■ WHAT YOU WILL DO:
Check each line of the records for "from"; collect those that have it.

■ DATA:
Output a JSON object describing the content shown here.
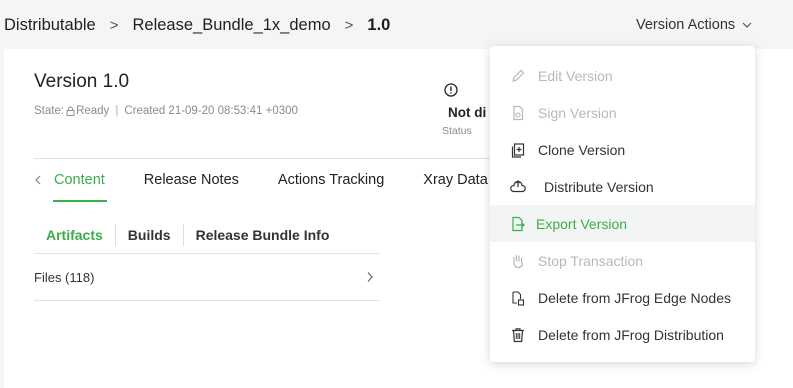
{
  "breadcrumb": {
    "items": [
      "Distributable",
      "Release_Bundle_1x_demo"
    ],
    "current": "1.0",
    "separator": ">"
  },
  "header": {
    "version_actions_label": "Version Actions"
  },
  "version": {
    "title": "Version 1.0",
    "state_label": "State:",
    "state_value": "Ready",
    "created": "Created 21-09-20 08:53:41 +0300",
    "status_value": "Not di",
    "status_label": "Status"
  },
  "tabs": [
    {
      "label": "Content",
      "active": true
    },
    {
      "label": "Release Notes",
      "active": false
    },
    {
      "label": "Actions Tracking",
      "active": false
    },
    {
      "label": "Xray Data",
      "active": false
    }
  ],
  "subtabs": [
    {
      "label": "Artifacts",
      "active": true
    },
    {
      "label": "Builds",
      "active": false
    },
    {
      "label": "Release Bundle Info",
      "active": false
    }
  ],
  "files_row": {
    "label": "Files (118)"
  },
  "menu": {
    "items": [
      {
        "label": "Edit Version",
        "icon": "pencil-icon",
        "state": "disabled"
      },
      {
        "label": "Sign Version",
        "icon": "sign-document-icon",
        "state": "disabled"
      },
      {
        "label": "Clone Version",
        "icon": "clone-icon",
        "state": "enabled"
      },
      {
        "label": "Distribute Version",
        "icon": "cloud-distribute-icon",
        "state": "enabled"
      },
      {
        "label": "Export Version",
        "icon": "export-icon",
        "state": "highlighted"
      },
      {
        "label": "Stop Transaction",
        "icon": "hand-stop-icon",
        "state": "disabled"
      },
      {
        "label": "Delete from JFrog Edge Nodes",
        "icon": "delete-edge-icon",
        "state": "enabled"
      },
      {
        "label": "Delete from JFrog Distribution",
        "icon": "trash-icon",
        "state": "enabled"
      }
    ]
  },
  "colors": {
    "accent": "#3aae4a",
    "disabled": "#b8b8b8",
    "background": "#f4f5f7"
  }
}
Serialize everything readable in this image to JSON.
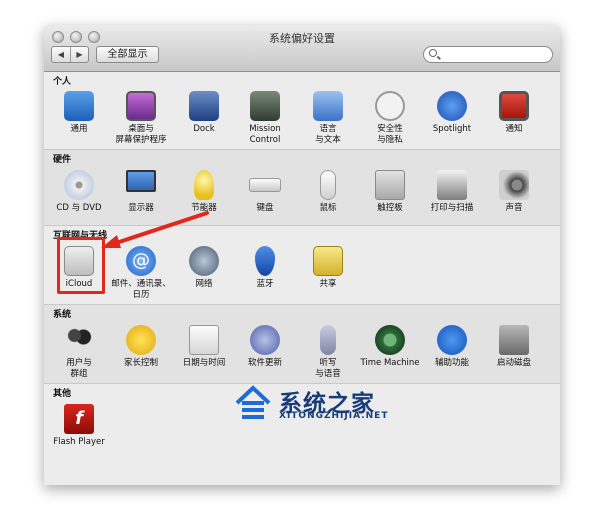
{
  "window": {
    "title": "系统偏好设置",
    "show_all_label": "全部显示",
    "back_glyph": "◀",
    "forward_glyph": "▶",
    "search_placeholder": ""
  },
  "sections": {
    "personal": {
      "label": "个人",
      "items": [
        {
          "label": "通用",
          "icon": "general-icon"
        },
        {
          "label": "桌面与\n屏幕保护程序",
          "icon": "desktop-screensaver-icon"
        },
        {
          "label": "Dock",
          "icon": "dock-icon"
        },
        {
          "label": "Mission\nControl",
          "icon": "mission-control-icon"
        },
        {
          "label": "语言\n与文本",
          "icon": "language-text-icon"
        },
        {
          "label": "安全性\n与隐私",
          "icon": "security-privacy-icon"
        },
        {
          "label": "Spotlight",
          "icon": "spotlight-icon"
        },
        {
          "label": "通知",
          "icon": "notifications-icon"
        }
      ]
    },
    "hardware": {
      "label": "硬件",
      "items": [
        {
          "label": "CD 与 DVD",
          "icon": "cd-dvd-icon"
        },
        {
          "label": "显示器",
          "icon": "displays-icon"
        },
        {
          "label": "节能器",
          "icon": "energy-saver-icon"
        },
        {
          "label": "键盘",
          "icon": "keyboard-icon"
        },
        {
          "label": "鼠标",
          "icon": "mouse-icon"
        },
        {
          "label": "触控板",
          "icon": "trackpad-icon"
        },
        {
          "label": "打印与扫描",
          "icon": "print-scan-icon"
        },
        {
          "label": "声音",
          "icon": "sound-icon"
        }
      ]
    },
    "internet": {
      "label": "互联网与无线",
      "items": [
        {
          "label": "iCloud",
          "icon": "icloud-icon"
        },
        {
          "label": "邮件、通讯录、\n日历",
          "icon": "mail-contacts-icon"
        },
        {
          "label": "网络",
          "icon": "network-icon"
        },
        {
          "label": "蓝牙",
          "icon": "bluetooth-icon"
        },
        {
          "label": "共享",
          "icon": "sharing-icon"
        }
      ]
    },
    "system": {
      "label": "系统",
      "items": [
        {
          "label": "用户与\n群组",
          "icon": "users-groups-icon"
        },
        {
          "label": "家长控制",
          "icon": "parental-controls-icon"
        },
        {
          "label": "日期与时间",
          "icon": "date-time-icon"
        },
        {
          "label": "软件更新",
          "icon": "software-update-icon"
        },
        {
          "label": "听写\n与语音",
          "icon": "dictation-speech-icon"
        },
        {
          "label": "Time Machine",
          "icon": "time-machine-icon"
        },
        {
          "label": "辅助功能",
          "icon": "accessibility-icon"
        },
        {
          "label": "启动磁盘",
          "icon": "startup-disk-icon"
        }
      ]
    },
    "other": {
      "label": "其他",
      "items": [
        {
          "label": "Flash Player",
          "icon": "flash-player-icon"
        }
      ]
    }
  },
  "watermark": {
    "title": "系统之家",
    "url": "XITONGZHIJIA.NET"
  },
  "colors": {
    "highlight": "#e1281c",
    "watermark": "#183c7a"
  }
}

■ SOLUTION FOR THIS TASK:
        "label": "Delete from JFrog Edge Nodes",
        "label": "Delete from JFrog Distribution",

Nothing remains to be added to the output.